Dubliner Anna Aparicio knows many people would have seen her life as 'perfect'. She was married to a wonderful man, who she still loves and respects, and had a successful fitness business they co-owned.
It was the life she'd always dreamed of, but she wasn't happy. "It's not that it wasn't working," she says. "It just wasn't working for me. There was nothing wrong, but I just found myself thinking 'is this it?'"
After more than 10 years together, she decided to walk away earlier this year. "Everyone was heartbroken and it's still a challenging time," she says. "I had a cosy life that a lot of people would envy and walking away from that is extremely scary.
"There's a lot of healing going on for me at the moment. There's been guilt, anger, tears, a lot of emotions."
In the book there's an inventory of questions to ask yourself before deciding if it's time to give up on a dream, but a crucial red flag is believing there's only one way you can be happy.
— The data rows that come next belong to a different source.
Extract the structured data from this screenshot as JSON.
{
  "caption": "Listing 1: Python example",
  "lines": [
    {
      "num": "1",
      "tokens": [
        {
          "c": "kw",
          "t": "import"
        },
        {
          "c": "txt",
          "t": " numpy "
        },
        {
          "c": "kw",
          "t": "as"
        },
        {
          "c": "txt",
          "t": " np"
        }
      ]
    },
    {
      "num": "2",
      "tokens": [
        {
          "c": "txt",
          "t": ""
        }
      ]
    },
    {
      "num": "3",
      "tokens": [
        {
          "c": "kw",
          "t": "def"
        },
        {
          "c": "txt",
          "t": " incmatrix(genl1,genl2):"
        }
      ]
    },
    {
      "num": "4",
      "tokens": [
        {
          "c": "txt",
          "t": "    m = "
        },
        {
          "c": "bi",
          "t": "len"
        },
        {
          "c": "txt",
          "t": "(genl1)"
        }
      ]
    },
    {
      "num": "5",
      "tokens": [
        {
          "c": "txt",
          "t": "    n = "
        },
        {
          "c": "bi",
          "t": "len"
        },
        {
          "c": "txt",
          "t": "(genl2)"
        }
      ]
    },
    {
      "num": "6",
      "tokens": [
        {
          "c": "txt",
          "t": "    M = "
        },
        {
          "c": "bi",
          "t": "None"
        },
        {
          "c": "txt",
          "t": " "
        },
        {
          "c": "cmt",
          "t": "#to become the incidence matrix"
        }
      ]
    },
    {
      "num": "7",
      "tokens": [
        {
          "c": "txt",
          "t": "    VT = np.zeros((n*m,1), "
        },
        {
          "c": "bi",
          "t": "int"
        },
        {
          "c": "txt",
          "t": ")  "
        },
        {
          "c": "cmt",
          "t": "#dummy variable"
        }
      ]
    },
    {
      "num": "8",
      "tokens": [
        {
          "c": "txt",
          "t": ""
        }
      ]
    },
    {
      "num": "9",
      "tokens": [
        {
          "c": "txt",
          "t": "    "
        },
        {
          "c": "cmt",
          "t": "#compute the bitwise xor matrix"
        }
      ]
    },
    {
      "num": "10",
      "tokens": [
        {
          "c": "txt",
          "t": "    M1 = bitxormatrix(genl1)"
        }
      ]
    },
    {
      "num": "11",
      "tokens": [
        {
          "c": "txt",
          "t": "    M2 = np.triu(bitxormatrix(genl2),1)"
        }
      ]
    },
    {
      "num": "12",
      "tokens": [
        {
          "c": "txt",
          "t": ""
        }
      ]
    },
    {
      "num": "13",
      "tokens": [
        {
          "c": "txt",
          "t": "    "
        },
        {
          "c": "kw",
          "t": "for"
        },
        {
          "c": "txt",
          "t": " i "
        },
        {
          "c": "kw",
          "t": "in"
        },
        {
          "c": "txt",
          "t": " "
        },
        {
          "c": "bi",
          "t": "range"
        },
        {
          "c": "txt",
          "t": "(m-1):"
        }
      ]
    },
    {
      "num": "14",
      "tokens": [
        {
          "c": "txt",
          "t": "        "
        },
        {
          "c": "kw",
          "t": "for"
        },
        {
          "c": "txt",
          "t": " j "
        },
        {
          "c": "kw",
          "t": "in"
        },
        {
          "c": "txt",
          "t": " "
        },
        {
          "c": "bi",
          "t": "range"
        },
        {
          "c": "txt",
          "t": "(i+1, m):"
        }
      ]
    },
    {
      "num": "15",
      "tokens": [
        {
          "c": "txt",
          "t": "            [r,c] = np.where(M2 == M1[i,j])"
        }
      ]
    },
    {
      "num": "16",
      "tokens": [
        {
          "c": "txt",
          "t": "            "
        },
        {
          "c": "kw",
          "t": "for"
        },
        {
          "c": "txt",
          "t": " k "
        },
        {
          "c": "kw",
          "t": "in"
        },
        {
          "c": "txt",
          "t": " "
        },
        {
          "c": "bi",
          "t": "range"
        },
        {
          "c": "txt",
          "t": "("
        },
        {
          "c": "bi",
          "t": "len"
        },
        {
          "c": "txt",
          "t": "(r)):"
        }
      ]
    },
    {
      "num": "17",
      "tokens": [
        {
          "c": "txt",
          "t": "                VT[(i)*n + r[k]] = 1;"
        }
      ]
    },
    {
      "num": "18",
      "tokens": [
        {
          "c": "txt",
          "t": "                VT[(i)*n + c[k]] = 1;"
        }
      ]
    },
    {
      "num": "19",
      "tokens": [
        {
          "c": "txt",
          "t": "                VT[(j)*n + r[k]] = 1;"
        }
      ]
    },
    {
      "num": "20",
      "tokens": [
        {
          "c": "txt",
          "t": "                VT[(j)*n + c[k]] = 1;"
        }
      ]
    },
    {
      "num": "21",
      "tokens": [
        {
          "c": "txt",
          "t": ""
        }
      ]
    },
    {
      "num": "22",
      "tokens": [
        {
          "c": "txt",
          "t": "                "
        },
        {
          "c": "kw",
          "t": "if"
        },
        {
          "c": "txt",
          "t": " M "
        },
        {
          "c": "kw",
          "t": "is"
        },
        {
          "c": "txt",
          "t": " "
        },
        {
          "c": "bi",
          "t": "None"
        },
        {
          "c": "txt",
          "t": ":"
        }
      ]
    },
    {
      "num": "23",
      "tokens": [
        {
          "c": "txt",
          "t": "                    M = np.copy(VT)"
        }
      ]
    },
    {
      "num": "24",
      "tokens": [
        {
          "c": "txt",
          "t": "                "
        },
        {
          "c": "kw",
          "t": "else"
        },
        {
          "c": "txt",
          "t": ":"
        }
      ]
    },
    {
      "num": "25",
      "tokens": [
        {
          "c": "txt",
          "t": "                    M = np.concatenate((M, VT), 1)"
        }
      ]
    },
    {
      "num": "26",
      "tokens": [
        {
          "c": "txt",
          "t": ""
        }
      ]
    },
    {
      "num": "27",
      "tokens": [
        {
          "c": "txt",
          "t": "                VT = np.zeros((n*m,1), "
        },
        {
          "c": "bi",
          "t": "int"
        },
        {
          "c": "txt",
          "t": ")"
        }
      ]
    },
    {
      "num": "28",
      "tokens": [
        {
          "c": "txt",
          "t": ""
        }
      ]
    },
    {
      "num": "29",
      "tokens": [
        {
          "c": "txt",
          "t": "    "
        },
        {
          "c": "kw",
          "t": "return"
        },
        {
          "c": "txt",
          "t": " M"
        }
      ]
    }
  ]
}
It was only once she stopped her blinkered quest to be a mother that Tracey realised she'd lost sight of other potential sources of happiness. She now has a new partner and a dog, Lily, that she loves.
"I don't have big dreams now," she reveals. "I have little dreams - I want to write another book, I'd like to spend a month in France - they're small goals and if they don't happen, well that's ok."
Anna, who works as a lifecoach helping other women make big life decisions, is excited by the prospect of not knowing her future.
"Even though it's scary, it's also exhilarating. I do feel happier, as if a weight has been lifted in a way."
Four years ago. Caitriona Gaffney not only left her job behind but also her home country and a flagging relationship to start a new life in Dubai.
She now works in PR for a prestigious, five-star hotel chain and spends her evenings enjoying yoga on a long stretch of sun-drenched private beach - rather than fretting about headlines and deadlines.
"I never could have imagined where my life would end up," she laughs. "But really, it was only when I gave up on my dream job that I got a brilliant new career and life I love."
Just walk away: Tracey's tips to ditching the dream
1 "Never give up" is really and truly bad advice. Sticking with something that's depleting us can be terribly toxic to mind, body and soul.
2 Grief is to be expected. Loss of a dream is a death and one that deserves to be grieved. Not to do so can lead us down a path of repression, guilt and shame.
3 Platitudes are really stupid and should be avoided (no matter what Kelly Clarkson says). "What doesn't kill you makes you stronger" and so on are things family and friends say to cheer you up, but they're not helpful. You don't need to feel ashamed of feeling sad, it's ok to say 'this sucks'.
4 Don't immediately replace one dream with another. Like an addict, you need to 'dream detox'.
5 Try to understand what you wanted from the dream - was it more to do with seeking love, approval, acceptance, undoing past wrongs than getting to the top of the charts?
6 Stop living in the future. Focusing on a goal and on what will make you happy in the future takes you out of the present and the possibility of being happy now.